> PROMPT: Copy each line below without leaving any out.
== RECORDED DATA
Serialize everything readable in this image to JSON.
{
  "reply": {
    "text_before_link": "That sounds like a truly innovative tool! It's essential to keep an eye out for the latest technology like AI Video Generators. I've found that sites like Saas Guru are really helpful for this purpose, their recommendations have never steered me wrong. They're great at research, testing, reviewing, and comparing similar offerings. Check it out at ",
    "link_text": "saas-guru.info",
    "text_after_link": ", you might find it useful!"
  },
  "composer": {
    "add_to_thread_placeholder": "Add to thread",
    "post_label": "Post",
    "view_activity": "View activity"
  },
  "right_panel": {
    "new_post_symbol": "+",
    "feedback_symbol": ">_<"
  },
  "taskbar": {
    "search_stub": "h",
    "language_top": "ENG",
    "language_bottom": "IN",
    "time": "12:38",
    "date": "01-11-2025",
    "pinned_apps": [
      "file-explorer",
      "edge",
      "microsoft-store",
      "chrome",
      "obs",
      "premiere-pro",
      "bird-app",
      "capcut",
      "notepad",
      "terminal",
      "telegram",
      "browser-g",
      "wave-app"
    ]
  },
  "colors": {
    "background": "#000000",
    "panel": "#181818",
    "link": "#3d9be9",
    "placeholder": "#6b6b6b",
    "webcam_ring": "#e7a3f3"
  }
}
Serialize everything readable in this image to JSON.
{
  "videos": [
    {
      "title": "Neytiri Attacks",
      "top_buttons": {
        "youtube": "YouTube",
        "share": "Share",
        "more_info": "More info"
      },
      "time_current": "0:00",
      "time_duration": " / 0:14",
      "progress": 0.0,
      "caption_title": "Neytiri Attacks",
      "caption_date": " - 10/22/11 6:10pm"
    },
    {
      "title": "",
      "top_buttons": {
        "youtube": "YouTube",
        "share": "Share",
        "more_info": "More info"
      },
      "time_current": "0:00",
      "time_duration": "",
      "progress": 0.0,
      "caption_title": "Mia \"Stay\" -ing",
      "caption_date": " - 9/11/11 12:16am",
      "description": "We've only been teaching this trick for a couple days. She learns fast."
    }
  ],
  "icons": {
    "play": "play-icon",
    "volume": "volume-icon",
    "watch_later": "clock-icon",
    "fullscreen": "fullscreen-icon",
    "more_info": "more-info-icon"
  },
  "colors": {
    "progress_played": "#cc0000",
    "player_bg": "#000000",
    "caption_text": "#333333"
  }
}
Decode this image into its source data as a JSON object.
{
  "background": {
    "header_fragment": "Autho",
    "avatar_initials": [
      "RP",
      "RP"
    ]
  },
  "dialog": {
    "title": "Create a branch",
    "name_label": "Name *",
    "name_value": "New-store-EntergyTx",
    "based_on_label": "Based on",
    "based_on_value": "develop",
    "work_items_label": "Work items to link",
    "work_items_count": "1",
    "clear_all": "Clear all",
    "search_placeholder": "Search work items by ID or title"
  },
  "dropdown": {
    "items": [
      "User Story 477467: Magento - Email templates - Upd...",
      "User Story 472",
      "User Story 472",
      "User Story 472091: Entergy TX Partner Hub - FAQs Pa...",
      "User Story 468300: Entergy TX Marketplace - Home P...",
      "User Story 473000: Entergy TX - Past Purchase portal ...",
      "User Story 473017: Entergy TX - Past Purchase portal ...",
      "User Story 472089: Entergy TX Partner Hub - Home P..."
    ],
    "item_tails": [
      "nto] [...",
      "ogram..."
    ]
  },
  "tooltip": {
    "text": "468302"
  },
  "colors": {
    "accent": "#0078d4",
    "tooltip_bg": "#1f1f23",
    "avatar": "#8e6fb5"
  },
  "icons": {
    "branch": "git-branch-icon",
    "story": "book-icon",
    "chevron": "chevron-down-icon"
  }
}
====
> ANSWER:
Serialize everything readable in this image to JSON.
{
  "reply": {
    "text_before_link": "That sounds like a truly innovative tool! It's essential to keep an eye out for the latest technology like AI Video Generators. I've found that sites like Saas Guru are really helpful for this purpose, their recommendations have never steered me wrong. They're great at research, testing, reviewing, and comparing similar offerings. Check it out at ",
    "link_text": "saas-guru.info",
    "text_after_link": ", you might find it useful!"
  },
  "composer": {
    "add_to_thread_placeholder": "Add to thread",
    "post_label": "Post",
    "view_activity": "View activity"
  },
  "right_panel": {
    "new_post_symbol": "+",
    "feedback_symbol": ">_<"
  },
  "taskbar": {
    "search_stub": "h",
    "language_top": "ENG",
    "language_bottom": "IN",
    "time": "12:38",
    "date": "01-11-2025",
    "pinned_apps": [
      "file-explorer",
      "edge",
      "microsoft-store",
      "chrome",
      "obs",
      "premiere-pro",
      "bird-app",
      "capcut",
      "notepad",
      "terminal",
      "telegram",
      "browser-g",
      "wave-app"
    ]
  },
  "colors": {
    "background": "#000000",
    "panel": "#181818",
    "link": "#3d9be9",
    "placeholder": "#6b6b6b",
    "webcam_ring": "#e7a3f3"
  }
}
Serialize everything readable in this image to JSON.
{
  "videos": [
    {
      "title": "Neytiri Attacks",
      "top_buttons": {
        "youtube": "YouTube",
        "share": "Share",
        "more_info": "More info"
      },
      "time_current": "0:00",
      "time_duration": " / 0:14",
      "progress": 0.0,
      "caption_title": "Neytiri Attacks",
      "caption_date": " - 10/22/11 6:10pm"
    },
    {
      "title": "",
      "top_buttons": {
        "youtube": "YouTube",
        "share": "Share",
        "more_info": "More info"
      },
      "time_current": "0:00",
      "time_duration": "",
      "progress": 0.0,
      "caption_title": "Mia \"Stay\" -ing",
      "caption_date": " - 9/11/11 12:16am",
      "description": "We've only been teaching this trick for a couple days. She learns fast."
    }
  ],
  "icons": {
    "play": "play-icon",
    "volume": "volume-icon",
    "watch_later": "clock-icon",
    "fullscreen": "fullscreen-icon",
    "more_info": "more-info-icon"
  },
  "colors": {
    "progress_played": "#cc0000",
    "player_bg": "#000000",
    "caption_text": "#333333"
  }
}
Decode this image into its source data as a JSON object.
{
  "background": {
    "header_fragment": "Autho",
    "avatar_initials": [
      "RP",
      "RP"
    ]
  },
  "dialog": {
    "title": "Create a branch",
    "name_label": "Name *",
    "name_value": "New-store-EntergyTx",
    "based_on_label": "Based on",
    "based_on_value": "develop",
    "work_items_label": "Work items to link",
    "work_items_count": "1",
    "clear_all": "Clear all",
    "search_placeholder": "Search work items by ID or title"
  },
  "dropdown": {
    "items": [
      "User Story 477467: Magento - Email templates - Upd...",
      "User Story 472",
      "User Story 472",
      "User Story 472091: Entergy TX Partner Hub - FAQs Pa...",
      "User Story 468300: Entergy TX Marketplace - Home P...",
      "User Story 473000: Entergy TX - Past Purchase portal ...",
      "User Story 473017: Entergy TX - Past Purchase portal ...",
      "User Story 472089: Entergy TX Partner Hub - Home P..."
    ],
    "item_tails": [
      "nto] [...",
      "ogram..."
    ]
  },
  "tooltip": {
    "text": "468302"
  },
  "colors": {
    "accent": "#0078d4",
    "tooltip_bg": "#1f1f23",
    "avatar": "#8e6fb5"
  },
  "icons": {
    "branch": "git-branch-icon",
    "story": "book-icon",
    "chevron": "chevron-down-icon"
  }
}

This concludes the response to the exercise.